I think that this is interesting.
This technique has been around a while in the gas engine racing world. Combustion chambers, pistons as well as intake and exhaust ports. There is a lot of argument of whether it works or not.
Chevy V8 combustion chamber…
It’s interesting and almost makes me say “can it be that simple?”
The dimples may be a simple solution…but coming to that solution was extremely complicated. Probably needed a high-end computer to do the calculations.
I just want to know who got messed up enough that they said hey Bubba watch this, I’m going to take my new custom racing pistons and just for the heck of it drill a bunch of dimples in them and see what happens… They were probably sitting around bench racing and playing with a golf ball and thought hummmmm… lol
I’m thinking that might be just how it happened. This reminds me of how they’re duplicating the bumps on the leading edge of whale fins on wind turbines.
The people who tried this were not Bubbas, they were engine builders that sell $100,000 race engines built to very restrictive rules searching for that tiny advantage.
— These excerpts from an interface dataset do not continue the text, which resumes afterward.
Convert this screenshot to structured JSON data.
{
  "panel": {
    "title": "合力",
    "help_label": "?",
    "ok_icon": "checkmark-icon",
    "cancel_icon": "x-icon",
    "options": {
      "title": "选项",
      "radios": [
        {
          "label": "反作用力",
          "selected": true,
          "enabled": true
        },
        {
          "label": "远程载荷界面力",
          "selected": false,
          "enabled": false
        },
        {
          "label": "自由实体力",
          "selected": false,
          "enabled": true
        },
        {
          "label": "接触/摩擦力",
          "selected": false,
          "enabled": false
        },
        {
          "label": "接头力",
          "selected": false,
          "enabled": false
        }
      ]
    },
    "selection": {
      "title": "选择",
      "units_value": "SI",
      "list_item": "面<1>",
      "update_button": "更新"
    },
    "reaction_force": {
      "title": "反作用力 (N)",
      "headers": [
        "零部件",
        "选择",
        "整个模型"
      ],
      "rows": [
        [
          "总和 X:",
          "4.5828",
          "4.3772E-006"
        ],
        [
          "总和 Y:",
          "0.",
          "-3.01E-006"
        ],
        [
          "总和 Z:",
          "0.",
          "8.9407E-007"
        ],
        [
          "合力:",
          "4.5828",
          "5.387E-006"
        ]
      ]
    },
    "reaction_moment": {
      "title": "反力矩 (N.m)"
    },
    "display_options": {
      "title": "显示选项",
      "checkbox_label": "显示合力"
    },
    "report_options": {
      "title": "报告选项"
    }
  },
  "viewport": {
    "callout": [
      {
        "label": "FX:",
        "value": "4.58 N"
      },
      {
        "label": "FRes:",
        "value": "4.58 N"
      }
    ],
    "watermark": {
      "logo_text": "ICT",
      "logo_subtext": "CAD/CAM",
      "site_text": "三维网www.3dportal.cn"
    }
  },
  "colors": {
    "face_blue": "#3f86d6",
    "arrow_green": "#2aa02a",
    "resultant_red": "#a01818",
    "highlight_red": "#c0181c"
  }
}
I tried this myself on a set of pistons that went into my race engine. I was not allowed to touch the head but pistons were free. I used my best engineering judgement since I did not have access to CFD computer models. If it did anything, it was minimal.
Lucky mistakes happen. Anodizing aluminum was discovered by accident. The inventor was trying to electroplate on aluminum. It wasn’t working and he turned up the current. Metal plating didn’t occur but a tight oxide formed on the base aluminum piece. This made highly reactive aluminum much more inert. Eureka!
The answer my friend is blowing in the wind…
I guess my point is they didn’t need computers to do this. And I imagine someone making the connection to how golf balls work had something to do with it.
The diesel design, on the other hand, probably did have computers involved.